▶ [Task statement]
Whenever a line below includes "channel", add it to the tally, then give the total and nothing more.

▶ [Listed records]

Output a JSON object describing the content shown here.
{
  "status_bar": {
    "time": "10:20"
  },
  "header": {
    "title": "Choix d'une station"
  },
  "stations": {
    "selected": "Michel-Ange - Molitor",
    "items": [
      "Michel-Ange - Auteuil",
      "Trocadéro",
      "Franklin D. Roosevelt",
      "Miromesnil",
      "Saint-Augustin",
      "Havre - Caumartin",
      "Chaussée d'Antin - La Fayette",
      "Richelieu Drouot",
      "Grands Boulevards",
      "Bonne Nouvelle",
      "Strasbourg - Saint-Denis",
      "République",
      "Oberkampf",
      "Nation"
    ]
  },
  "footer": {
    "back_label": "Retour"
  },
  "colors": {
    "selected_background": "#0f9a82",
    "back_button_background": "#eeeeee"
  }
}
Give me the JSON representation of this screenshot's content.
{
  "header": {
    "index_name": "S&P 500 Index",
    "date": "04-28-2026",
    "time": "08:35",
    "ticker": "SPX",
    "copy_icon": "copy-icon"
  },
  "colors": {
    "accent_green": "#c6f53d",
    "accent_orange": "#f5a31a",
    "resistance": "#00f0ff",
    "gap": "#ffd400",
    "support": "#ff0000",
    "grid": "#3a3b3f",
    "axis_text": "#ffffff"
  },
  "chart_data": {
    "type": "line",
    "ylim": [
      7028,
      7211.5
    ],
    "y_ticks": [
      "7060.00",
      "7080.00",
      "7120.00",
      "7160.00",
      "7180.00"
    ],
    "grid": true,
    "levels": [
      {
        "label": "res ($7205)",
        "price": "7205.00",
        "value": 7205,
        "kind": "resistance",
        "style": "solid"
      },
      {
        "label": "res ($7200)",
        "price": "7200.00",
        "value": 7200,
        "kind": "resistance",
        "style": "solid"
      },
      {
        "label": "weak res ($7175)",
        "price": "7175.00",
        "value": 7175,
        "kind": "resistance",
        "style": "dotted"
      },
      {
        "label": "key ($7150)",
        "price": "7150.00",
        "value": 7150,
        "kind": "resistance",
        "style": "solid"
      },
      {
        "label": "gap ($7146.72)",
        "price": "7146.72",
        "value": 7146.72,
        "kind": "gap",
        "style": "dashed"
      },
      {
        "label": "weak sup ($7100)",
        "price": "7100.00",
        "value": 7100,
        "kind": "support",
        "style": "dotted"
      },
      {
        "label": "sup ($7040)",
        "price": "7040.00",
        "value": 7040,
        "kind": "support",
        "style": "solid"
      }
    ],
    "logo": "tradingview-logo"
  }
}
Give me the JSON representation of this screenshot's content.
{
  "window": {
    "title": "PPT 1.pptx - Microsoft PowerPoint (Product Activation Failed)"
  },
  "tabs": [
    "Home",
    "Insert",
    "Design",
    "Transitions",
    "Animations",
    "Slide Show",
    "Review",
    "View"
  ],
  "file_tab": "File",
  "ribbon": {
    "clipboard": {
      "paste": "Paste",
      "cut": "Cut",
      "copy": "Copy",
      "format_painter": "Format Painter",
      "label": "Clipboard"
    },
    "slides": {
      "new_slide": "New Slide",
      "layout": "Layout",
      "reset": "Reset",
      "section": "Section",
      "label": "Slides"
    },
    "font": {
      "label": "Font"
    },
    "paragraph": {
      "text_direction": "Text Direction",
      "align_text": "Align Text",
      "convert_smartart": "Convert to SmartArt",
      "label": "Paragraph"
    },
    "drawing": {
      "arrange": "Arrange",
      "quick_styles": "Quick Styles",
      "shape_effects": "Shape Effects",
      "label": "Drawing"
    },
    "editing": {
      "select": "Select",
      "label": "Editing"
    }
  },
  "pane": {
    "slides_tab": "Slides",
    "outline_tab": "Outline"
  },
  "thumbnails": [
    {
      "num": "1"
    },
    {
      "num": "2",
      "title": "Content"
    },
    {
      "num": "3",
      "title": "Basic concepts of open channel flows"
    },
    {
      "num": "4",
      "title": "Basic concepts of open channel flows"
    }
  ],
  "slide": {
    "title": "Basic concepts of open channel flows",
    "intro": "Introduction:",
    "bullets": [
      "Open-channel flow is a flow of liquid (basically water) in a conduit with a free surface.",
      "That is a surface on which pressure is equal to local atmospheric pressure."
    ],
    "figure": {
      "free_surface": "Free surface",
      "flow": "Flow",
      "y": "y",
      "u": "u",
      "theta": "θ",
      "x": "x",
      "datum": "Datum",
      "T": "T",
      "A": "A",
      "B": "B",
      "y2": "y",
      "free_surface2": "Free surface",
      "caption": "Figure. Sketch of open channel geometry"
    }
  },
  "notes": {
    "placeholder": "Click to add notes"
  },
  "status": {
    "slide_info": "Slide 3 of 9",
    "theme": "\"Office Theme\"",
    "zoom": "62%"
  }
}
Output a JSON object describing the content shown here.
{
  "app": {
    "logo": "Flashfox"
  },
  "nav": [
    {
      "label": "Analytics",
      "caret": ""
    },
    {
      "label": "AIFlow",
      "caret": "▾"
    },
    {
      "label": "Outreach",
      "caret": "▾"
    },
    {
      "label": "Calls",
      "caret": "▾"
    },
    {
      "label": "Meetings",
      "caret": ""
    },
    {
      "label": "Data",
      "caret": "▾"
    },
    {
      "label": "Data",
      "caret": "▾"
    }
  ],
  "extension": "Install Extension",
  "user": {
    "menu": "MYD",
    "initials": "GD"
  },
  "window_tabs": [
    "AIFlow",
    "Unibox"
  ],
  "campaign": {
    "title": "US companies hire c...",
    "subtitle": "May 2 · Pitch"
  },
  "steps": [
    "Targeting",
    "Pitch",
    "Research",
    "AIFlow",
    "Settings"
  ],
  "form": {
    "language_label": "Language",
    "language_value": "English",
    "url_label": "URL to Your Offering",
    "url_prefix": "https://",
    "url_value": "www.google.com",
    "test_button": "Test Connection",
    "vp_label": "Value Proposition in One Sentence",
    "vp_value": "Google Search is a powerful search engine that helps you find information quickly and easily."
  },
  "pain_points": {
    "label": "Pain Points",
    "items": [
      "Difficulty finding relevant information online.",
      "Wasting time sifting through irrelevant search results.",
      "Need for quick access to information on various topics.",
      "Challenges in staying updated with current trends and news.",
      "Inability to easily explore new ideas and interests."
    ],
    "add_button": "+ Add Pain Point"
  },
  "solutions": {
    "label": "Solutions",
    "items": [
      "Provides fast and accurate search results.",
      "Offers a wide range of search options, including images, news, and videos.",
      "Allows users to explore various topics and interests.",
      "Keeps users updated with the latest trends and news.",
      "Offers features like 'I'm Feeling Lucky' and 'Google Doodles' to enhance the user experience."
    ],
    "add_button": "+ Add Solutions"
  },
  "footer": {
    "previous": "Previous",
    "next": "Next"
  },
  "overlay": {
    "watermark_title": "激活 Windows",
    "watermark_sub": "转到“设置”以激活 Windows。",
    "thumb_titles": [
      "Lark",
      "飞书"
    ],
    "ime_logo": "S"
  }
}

▶ [Result of the exercise]
5